Gambling at state-owned casinos and online gambling were highlighted as areas where the risk was especially high.
Although Sweden’s Gaming Act prohibits transfers between gaming accounts, the report warned that money can be transferred in other ways – for example, deliberate poker losses.
The group also found evidence to suggest that gambling accounts are being used for terrorist financing.
To counter money laundering, the report called for a change in the country’s Gambling Act on account and safe deposit box systems to include gambling companies. Currently, authorities have the power to quickly identify those who hold bank accounts and safe deposit boxes when money laundering is suspected, but cannot do this for gambling accounts.
The report also recommends periodic reporting from operators to the Swedish Gaming Inspectorate in order to curb money laundering potential and increase supervision.

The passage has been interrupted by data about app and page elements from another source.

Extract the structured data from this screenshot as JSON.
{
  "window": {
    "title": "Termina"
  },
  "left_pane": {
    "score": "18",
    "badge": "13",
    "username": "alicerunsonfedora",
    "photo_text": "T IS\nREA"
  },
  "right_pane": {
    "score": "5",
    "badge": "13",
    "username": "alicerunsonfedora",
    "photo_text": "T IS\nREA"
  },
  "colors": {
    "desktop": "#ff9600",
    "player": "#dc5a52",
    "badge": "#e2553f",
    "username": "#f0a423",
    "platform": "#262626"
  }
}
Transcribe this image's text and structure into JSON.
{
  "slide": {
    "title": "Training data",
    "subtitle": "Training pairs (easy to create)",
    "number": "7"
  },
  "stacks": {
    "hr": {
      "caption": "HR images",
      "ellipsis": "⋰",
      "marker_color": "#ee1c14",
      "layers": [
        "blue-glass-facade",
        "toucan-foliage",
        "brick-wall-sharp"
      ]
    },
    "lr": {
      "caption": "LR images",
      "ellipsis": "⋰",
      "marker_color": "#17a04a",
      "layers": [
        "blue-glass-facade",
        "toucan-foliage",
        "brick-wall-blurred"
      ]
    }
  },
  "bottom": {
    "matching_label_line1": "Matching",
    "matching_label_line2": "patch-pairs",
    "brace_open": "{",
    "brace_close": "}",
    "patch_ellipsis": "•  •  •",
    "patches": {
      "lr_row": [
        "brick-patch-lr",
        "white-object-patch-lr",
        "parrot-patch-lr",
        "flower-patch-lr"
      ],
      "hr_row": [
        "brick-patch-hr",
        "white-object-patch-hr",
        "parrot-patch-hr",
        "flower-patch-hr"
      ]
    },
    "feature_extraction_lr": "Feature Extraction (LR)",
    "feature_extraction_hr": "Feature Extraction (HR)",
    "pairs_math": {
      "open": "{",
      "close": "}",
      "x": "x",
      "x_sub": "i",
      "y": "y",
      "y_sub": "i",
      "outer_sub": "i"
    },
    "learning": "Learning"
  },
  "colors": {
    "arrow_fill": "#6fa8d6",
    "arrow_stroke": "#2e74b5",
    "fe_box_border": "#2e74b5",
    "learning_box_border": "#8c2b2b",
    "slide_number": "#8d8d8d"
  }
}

In March, a report from Sweden’s Financial Police revealed that 700 incidents of money laundering were flagged in 2020.
Last week Sweden’s National Operations Department arrested five people in a match-fixing bust in Stockholm.
This month the Swedish government proposed an extension on the country’s novel coronavirus (Covid-19) restrictions for its gambling industry, including a SEK5,000 (£423/€492/$590) monthly deposit limit for online casino games.